Friday, February 11, 2005

Men = Bugs = Monkeys ... According to The Wall Street Journal

Some fun Valentine-Day facts ... you know, I've always wondered why I (read: men) do the things we do. But heck ... I guess it was just our (ir)rational nature?

The Wall Street Journal, February 11, 2005.
Do the Mating Habits of Bugs Offer Lessons for Human Valentines?

Take gift giving. Tiny creatures called dance flies don't have an ornate tail or much else to signal their sex appeal as, say, peacocks do. So the male shows off his fitness through his largess, bringing a female a big dead fly, for example, so that she can nibble on it while he mates with her.

But among some dance flies, cheating is rampant. Over the years, (scientists) suspect, a few males decided to heck with lugging along a dead fly to their assignation, and instead bestowed just an insect fragment, wrapped in easily carried silk to make it look bigger. Getting good results, some males began skipping the snack and presenting just a worthless wisp of silk. That way, they got to invest less in sex (less foraging for a nuptial gift) and still reap all the rewards.

Whether the behavior of dance flies and crickets holds any lessons for humans is left as an exercise for the reader. But if you doubt that people make bizarre mate choices, consider this little study. It is a common observation that in poor cultures, men tend to prefer heavier women, while in wealthy cultures they prefer thinner ones. A team of psychologists therefore made young male volunteers in New York feel poor or rich.
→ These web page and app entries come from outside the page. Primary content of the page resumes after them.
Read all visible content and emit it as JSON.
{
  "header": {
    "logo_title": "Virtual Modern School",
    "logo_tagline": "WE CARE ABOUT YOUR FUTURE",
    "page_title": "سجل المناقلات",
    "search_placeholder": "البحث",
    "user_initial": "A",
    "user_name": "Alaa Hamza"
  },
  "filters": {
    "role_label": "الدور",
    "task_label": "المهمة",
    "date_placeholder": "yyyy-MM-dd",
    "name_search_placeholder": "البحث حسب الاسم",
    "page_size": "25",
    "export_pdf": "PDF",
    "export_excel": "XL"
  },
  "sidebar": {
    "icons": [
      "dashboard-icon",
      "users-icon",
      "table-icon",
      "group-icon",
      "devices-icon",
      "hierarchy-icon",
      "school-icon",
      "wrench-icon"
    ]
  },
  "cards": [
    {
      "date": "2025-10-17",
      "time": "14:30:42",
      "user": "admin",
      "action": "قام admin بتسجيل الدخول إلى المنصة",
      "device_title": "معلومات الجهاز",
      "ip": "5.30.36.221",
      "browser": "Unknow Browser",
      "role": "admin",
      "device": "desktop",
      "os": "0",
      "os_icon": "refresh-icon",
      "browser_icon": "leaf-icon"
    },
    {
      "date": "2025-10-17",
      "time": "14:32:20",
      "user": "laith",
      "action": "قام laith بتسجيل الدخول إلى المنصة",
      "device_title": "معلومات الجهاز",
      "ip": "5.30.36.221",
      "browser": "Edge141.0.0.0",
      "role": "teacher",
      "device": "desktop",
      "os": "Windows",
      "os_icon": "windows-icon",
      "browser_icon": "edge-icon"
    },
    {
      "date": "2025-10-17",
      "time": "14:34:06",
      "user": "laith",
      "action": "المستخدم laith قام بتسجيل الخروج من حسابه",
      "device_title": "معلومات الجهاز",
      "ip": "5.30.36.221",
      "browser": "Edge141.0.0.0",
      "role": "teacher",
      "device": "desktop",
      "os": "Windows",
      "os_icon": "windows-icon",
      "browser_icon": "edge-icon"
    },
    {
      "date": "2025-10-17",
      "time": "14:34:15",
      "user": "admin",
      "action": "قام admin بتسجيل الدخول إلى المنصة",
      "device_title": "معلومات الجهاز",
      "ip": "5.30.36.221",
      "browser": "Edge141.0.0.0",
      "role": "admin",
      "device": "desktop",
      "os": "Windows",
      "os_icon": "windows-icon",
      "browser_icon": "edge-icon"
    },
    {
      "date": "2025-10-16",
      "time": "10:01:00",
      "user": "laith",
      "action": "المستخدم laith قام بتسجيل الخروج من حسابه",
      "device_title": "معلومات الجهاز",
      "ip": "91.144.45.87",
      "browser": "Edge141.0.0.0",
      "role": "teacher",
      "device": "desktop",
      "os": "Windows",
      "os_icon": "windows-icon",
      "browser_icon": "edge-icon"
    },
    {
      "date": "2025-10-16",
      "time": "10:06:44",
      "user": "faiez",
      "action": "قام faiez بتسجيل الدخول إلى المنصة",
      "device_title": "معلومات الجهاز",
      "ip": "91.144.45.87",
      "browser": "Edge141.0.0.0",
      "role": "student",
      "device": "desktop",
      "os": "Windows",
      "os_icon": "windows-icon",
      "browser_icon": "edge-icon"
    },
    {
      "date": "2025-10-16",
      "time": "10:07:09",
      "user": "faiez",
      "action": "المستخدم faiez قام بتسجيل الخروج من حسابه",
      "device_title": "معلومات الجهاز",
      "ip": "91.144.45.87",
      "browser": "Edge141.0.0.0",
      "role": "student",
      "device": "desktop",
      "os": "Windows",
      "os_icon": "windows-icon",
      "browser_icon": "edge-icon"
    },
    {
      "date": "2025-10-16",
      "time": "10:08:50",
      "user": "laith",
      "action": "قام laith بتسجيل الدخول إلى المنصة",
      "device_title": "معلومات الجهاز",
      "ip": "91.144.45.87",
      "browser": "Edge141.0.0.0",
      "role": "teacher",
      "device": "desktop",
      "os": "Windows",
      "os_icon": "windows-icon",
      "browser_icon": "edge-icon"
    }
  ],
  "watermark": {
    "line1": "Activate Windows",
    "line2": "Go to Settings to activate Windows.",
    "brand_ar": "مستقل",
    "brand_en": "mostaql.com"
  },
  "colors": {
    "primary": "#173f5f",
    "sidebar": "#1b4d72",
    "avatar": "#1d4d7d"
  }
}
Sure enough, when the men felt poor (they compared their bank accounts to a millionaire's) their stated "ideal" woman weighed more than when they felt well-off (comparing their bank accounts to a pauper's).

Monkeys Are Willing to 'Pay" for a Glimpse of High-Status Apes

During the experiment, four monkeys named Wolfgang, Sherry, Dart and Niko were seated in chairs facing a computer monitor, as researchers electronically monitored their gazes. The monkeys watched a slide show featuring pairs of photos taken of their 12-member troop. Viewing a particular image triggered a squirt of juice.

The monkeys' gazes showed a clear preference for power and beauty, no matter the cost. They chose to look at pictures of alpha monkeys of both sexes, and potential female mates, although they had to sacrifice -- or pay more for the view -- by accepting 10% less juice. The photos were of faces of male and female alphas, and, in keeping with how monkeys judge a potential mate's receptivity, the backsides of females.

All primates living in complex societies have evolved this drive to study what's around them, Dr. Glimcher explained. "People are willing to pay money to look at pictures of high-ranking human primates. When you fork out $3" for a celebrity gossip magazine, "you're doing exactly what the monkeys are doing."

Wednesday, February 02, 2005

Flipping Without Flopping

Can we change our mind? According to Professor Kramer from Stanford Graduate School of Business, we can ...

While decisiveness is important in leadership, acknowledging a mistake and take an appropriate correction is also important. And sometimes, in this constantly changing world, it is required.

I too may have to make a change of plan soon ...

Harvard Business Review, February 2005
Breakthrough Ideas for 2005

"Flip-flopping is not the same thing as indecision - roughly, the inability to arrive at a choice. Rather, it means altering a stance after a choice has been made ... It is a way of saying that I'm wiser today than I was yesterday.": Roderick M. Kramer, Professor, Stanford GSB